Sunday, July 19, 2009

Amy's Lasagna and Peach/Blueberry Cobbler



Lasagna - the finished product.



First, the sauce.



The filling, with mushrooms.



Ready for dinner!

Amy's Lasagna

1 lb. Ground beef or turkey OR chicken, cooked and cut into strips or cubes (or use thinly sliced eggplant, squash or zucchini to make vegetarian lasagna)

1 cup chopped onion

2 cloves (or more) garlic, minced

2 cup mushrooms (any variety), divided (if desired)

1 can stewed tomatoes

1 6 oz. can tomato paste

1-2 cups tomato sauce, more if you like it juicy

2 teaspoons dried basil, crushed

1 teaspoon dried oregano, crushed

9 dried lasagna noodles

2 beaten eggs

1 2 lb. Container of ricotta cheese (regular or part skim)

1 10-oz. Package frozen chopped spinach, thawed and well drained

3 cups mozzarella cheese

1 cup parmesan cheese (the fresher kind in the dairy case)

Make sauce by cooking onion, meat, 1 cup mushrooms (if desired) and garlic in a large frying pan. If you are using a lower grade cut of meat, strain the fat. Stir in stewed tomatoes with juice, tomato paste, tomato sauce, basil and oregano. Cover and simmer for 15-20 minutes, stirring occasionally. At the same time, cook the noodles for 10-12 minutes or until tender but still firm. Drain them and rinse with cold water. Set aside. For filling sautee the remaining 1 cup mushrooms in oil or butter. Combine the eggs, ricotta, spinach, sauteed mushrooms and ¼ cup of the parmesan. Put a couple of tablespoons of the sauce mixture in the bottom of a deep rectangular baking dish or divide to make several smaller dishes. Layer three of the noodles on top, followed by 1/3 of the filling, 1/3 of the sauce mixture and 1/3 of the mozzarella and the remaining parmesan. Repeat until all 9 noodles are used up. Allow for a generous layer of cheese on top. Bake at 375 for 30-35 minutes or until the cheese bubbles and browns. Let stand for 10 minutes before serving. Can be refrigerated for up to 24 hours before baking.

Fruit Cobbler

Ever since my mom suggested it when we were in the mountains, I have been making summer fruit cobblers using this recipe. You can use any combination of fruits you like, but I am partial to peach blueberry. I cut the sugar in the fruit by half (only 1/2 cup instead of a full cup) and add several teaspoons of vanilla to the batter. Also, I use regular flour and add about 2 1/4 teaspoons baking powder (instead of the self-rising flour). It's great by itself or with ice cream!

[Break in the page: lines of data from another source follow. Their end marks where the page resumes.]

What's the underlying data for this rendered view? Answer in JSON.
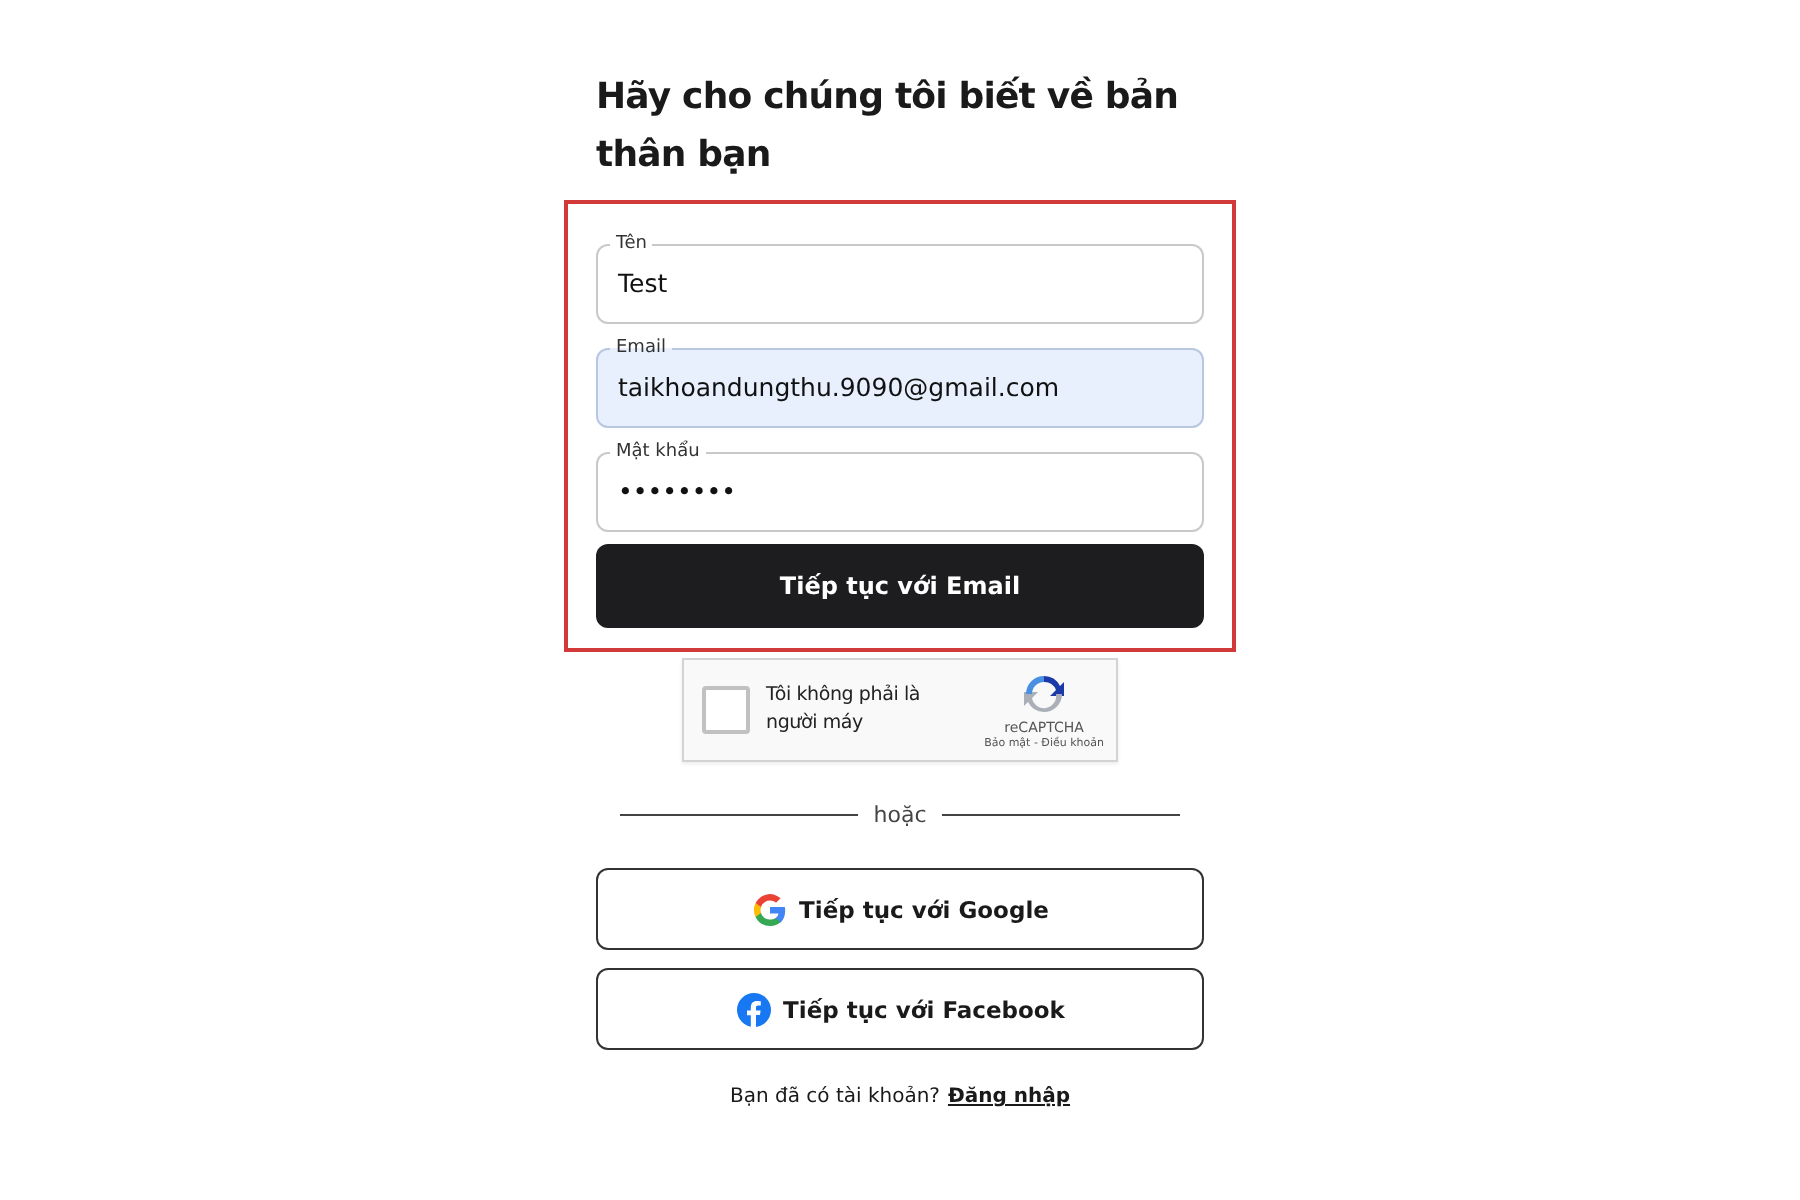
{
  "title": "Hãy cho chúng tôi biết về bản thân bạn",
  "highlight": {
    "shown": true,
    "color": "#d23a3a"
  },
  "fields": [
    {
      "label": "Tên",
      "value": "Test",
      "autofilled": false
    },
    {
      "label": "Email",
      "value": "taikhoandungthu.9090@gmail.com",
      "autofilled": true
    },
    {
      "label": "Mật khẩu",
      "value": "••••••••",
      "autofilled": false
    }
  ],
  "submit_button": "Tiếp tục với Email",
  "captcha": {
    "label": "Tôi không phải là người máy",
    "checked": false,
    "brand": "reCAPTCHA",
    "links": "Bảo mật - Điều khoản"
  },
  "divider_text": "hoặc",
  "social_buttons": [
    {
      "kind": "google",
      "label": "Tiếp tục với Google"
    },
    {
      "kind": "facebook",
      "label": "Tiếp tục với Facebook"
    }
  ],
  "footer": {
    "text": "Bạn đã có tài khoản?",
    "link": "Đăng nhập"
  }
}
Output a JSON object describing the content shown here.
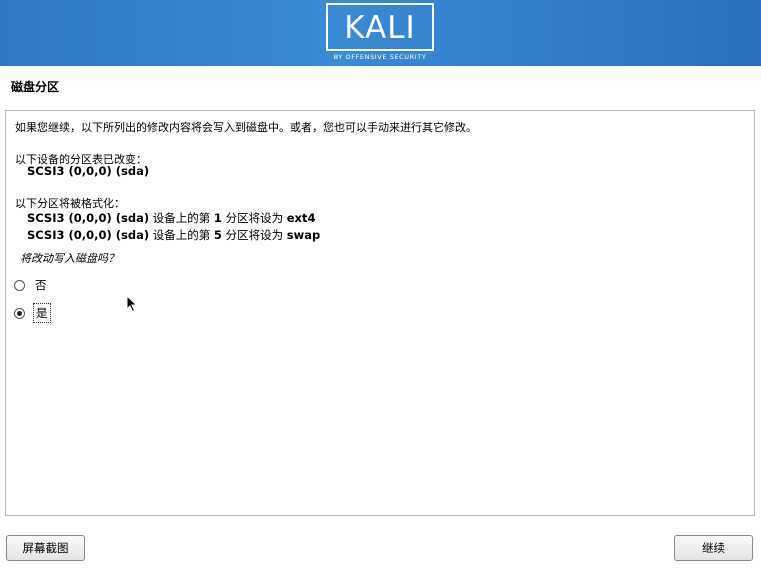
{
  "header": {
    "logo_text": "KALI",
    "logo_tagline": "BY OFFENSIVE SECURITY"
  },
  "page": {
    "title": "磁盘分区"
  },
  "content": {
    "intro": "如果您继续，以下所列出的修改内容将会写入到磁盘中。或者，您也可以手动来进行其它修改。",
    "partition_table_label": "以下设备的分区表已改变：",
    "partition_table_device": "SCSI3 (0,0,0) (sda)",
    "format_label": "以下分区将被格式化：",
    "format_items": [
      {
        "device": "SCSI3 (0,0,0) (sda)",
        "text_a": " 设备上的第 ",
        "num": "1",
        "text_b": " 分区将设为 ",
        "fs": "ext4"
      },
      {
        "device": "SCSI3 (0,0,0) (sda)",
        "text_a": " 设备上的第 ",
        "num": "5",
        "text_b": " 分区将设为 ",
        "fs": "swap"
      }
    ],
    "question": "将改动写入磁盘吗？",
    "options": [
      {
        "label": "否",
        "selected": false
      },
      {
        "label": "是",
        "selected": true
      }
    ]
  },
  "buttons": {
    "screenshot": "屏幕截图",
    "continue": "继续"
  },
  "colors": {
    "header_blue": "#2f78c6",
    "panel_border": "#b9b9b9"
  }
}
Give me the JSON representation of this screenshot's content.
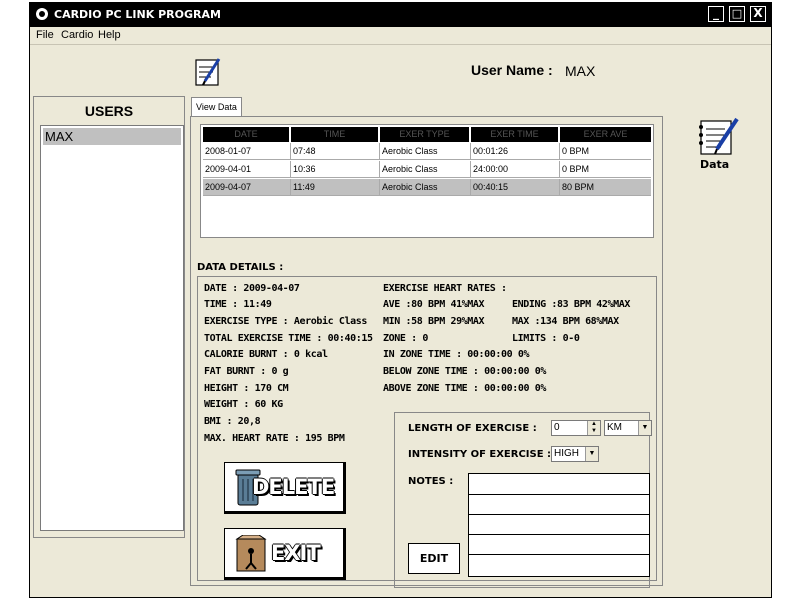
{
  "window": {
    "title": "CARDIO PC LINK PROGRAM"
  },
  "titlebar_buttons": {
    "minimize": "_",
    "maximize": "□",
    "close": "X"
  },
  "menu": [
    "File",
    "Cardio",
    "Help"
  ],
  "header": {
    "username_label": "User Name :",
    "username_value": "MAX"
  },
  "users": {
    "title": "USERS",
    "items": [
      "MAX"
    ],
    "selected": "MAX"
  },
  "tabs": [
    "View Data"
  ],
  "grid": {
    "columns": [
      "DATE",
      "TIME",
      "EXER TYPE",
      "EXER TIME",
      "EXER AVE"
    ],
    "rows": [
      [
        "2008-01-07",
        "07:48",
        "Aerobic Class",
        "00:01:26",
        "0 BPM"
      ],
      [
        "2009-04-01",
        "10:36",
        "Aerobic Class",
        "24:00:00",
        "0 BPM"
      ],
      [
        "2009-04-07",
        "11:49",
        "Aerobic Class",
        "00:40:15",
        "80 BPM"
      ]
    ],
    "selected_row": 2
  },
  "details": {
    "title": "DATA DETAILS :",
    "date": "DATE :    2009-04-07",
    "time": "TIME :     11:49",
    "exercise_type": "EXERCISE TYPE :    Aerobic Class",
    "total_time": "TOTAL EXERCISE TIME : 00:40:15",
    "calorie": "CALORIE BURNT : 0 kcal",
    "fat": "FAT BURNT :   0 g",
    "height": "HEIGHT :    170 CM",
    "weight": "WEIGHT :    60 KG",
    "bmi": "BMI :          20,8",
    "max_hr": "MAX. HEART RATE :  195 BPM",
    "hr_title": "EXERCISE HEART RATES :",
    "ave": "AVE :80 BPM 41%MAX",
    "ending": "ENDING :83 BPM 42%MAX",
    "min": "MIN :58 BPM 29%MAX",
    "max": "MAX :134 BPM 68%MAX",
    "zone": "ZONE : 0",
    "limits": "LIMITS : 0-0",
    "in_zone": "IN ZONE TIME : 00:00:00  0%",
    "below_zone": "BELOW ZONE TIME : 00:00:00  0%",
    "above_zone": "ABOVE ZONE TIME : 00:00:00  0%"
  },
  "form": {
    "length_label": "LENGTH OF EXERCISE :",
    "length_value": "0",
    "unit_value": "KM",
    "intensity_label": "INTENSITY OF EXERCISE :",
    "intensity_value": "HIGH",
    "notes_label": "NOTES :",
    "edit_label": "EDIT"
  },
  "buttons": {
    "delete": "DELETE",
    "exit": "EXIT"
  },
  "right_panel": {
    "data_label": "Data"
  }
}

Boiling the fruit.



The cakey cobbler.



Yum! Ready to eat.

1 Comment:

foodnearsnellville said...

The cobbler looks great! There is nothing on the planet that will get my father talking about food any faster than bringing up cobblers. According to him, it's the easiest food on the planet to make.

Personally, I think he remembers getting to clean the bowls as a child.

FnS.